St Hilda was of the royal house of King Edwin of Northumbria and became abbess of the double monastery of men and women at Whitby. Because of the school she founded there she is honoured as a patroness of women’s education. Even though she favoured the Celtic model of the Church, she accepted the decision of the Synod of Whitby to abide by the Roman Church practices.
Patrick Duffy tells her story.
A christian princess ands King Edwin of Northumbria
Ethelburga of Kent was a Christian princess, who came north to marry King Edwin of Northumbria. As queen, Ethelburga had a strong Christianising influence on the thinking of her husband and his household.
Hilda baptised with his household
Hilda was an orphan who had become a member of the household of her great uncle, King Edwin. At age 13 she was baptised along with his household at Easter, 627. The ceremony was performed by the monk-bishop Paulinus, who had come from Rome to Canterbury with St Augustine and accompanied Ethelburga as she came north to marry King Edwin.
Abbess at Hartlepool
About 20 years later, Hilda was planning to join her sister as a nun at the monastery of Chelles in Paris, when St Aidan of Lindisfarne, persuaded her not to leave Britain. He gave her land on which to start her own monastery and later appointed her abbess of Hartlepool.
Foundation at Whitby
Sometime later King Oswiu of Northumbria charged Hilda with educating his daughter and gave her the land on which she founded a double-monastery at Whitby. This comprised two communities – one male and one female – living separately but gathered together for chanting the office. This was not uncommon in Celtic monasticism.
A wise spiritual director

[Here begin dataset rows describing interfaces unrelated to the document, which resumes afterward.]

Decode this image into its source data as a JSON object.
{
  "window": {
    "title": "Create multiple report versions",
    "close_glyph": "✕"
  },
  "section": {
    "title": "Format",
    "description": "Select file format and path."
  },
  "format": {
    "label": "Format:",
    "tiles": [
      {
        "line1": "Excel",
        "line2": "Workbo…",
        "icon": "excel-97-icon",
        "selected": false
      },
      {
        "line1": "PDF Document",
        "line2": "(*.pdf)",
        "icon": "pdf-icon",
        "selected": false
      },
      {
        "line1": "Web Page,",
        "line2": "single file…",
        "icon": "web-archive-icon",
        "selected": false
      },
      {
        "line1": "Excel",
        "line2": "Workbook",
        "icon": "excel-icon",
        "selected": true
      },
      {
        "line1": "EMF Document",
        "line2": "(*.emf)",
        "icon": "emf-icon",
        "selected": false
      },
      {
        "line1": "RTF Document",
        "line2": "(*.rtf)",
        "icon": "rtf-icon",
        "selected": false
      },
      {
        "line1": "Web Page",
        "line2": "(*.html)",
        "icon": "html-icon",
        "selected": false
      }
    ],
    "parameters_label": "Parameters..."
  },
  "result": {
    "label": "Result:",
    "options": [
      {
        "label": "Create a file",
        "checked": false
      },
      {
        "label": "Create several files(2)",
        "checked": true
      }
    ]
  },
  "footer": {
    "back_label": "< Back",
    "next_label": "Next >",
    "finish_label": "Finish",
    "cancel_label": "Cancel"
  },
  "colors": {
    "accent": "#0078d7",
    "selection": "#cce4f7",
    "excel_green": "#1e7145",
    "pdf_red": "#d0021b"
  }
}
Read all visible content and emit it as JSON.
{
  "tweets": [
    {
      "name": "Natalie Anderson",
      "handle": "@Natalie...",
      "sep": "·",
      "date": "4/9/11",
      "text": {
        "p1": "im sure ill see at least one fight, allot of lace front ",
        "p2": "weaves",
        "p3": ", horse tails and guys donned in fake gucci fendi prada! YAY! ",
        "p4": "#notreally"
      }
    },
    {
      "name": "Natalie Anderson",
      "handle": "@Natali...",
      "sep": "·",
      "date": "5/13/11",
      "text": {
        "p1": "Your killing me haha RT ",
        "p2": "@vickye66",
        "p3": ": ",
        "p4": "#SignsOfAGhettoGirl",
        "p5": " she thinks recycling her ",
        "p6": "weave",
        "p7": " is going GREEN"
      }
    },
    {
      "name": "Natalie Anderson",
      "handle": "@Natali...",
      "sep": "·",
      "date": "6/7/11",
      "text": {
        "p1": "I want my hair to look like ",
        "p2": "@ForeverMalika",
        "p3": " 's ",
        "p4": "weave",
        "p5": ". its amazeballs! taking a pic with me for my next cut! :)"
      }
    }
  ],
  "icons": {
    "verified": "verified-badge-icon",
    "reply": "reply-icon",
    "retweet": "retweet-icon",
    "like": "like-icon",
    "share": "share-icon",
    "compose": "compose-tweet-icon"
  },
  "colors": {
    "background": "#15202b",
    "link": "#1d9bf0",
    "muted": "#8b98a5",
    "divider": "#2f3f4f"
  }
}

Hilda was a wise spiritual director. She established a library and theological school and set a high standard of holiness and charity. Five of her students became bishops, two of whom – John of Beverley and Wilfred of York – are honoured as saints. Among her disciples was the cowherd Caedmon, who became a monk and teacher at the monastery and composed poems on the terrors of the last judgment, the pains of hell and the joys of heaven. Bede says of her monastery: “No one there was rich or poor, for everything was held in common and none possessed any personal property”.
The Synod of Whitby 664
The prestige of Whitby is reflected in the fact that King Oswiu chose it as the host location for the famous synod in 664 to resolve the differences between the Celtic and Roman models of Church. While Hilda herself would have preferred the Celtic practices, she accepted the Synod’s decision to implement Roman practice. The monks of Lindisfarne, by contrast, could not accept the decision; they withdrew, first to Iona and later to Ireland.
Death and influence
Chronically ill for the last six years of her life, Hilda died in 668ad. Both Glastonbury and Gloucester claim to have her relics. She had been advisor to kings, saints, and ordinary folk.
Her abbey was destroyed by the Danish invaders in 867. After the Norman conquest of England, monks from Evesham re-founded the abbey as a Benedictine house for men and it continued until the dissolution of the monasteries by King Henry VIII in 1539. The ruined remains of the abbey is a landmark for sailors on top of the sea cliff.
A college in Oxford is named after St Hilda and she is the patroness of women’s education.
St Hilda and the ammonites
Ammonite fossils found on the shore at Whitby are said to be the petrified remains of snakes that once infested the Whitby area. Hilda brought the infestation to an end turning the snakes into stone so as to clear a site for the building of her abbey. There are three snakestones in the arms of the town. And Hilda is often depicted holding an ammonite, or snake stone, in one hand and a model of her abbey in the other. St Hilda’s actions are immortalised in Sir Walter Scott’s poem Marmion :
When Whitby’s nuns exalting told,
Of thousand snakes, each one
Was changed into a coil of stone,
When Holy Hilda pray’d:
Themselves, without their holy ground,
Their stony folds had often found.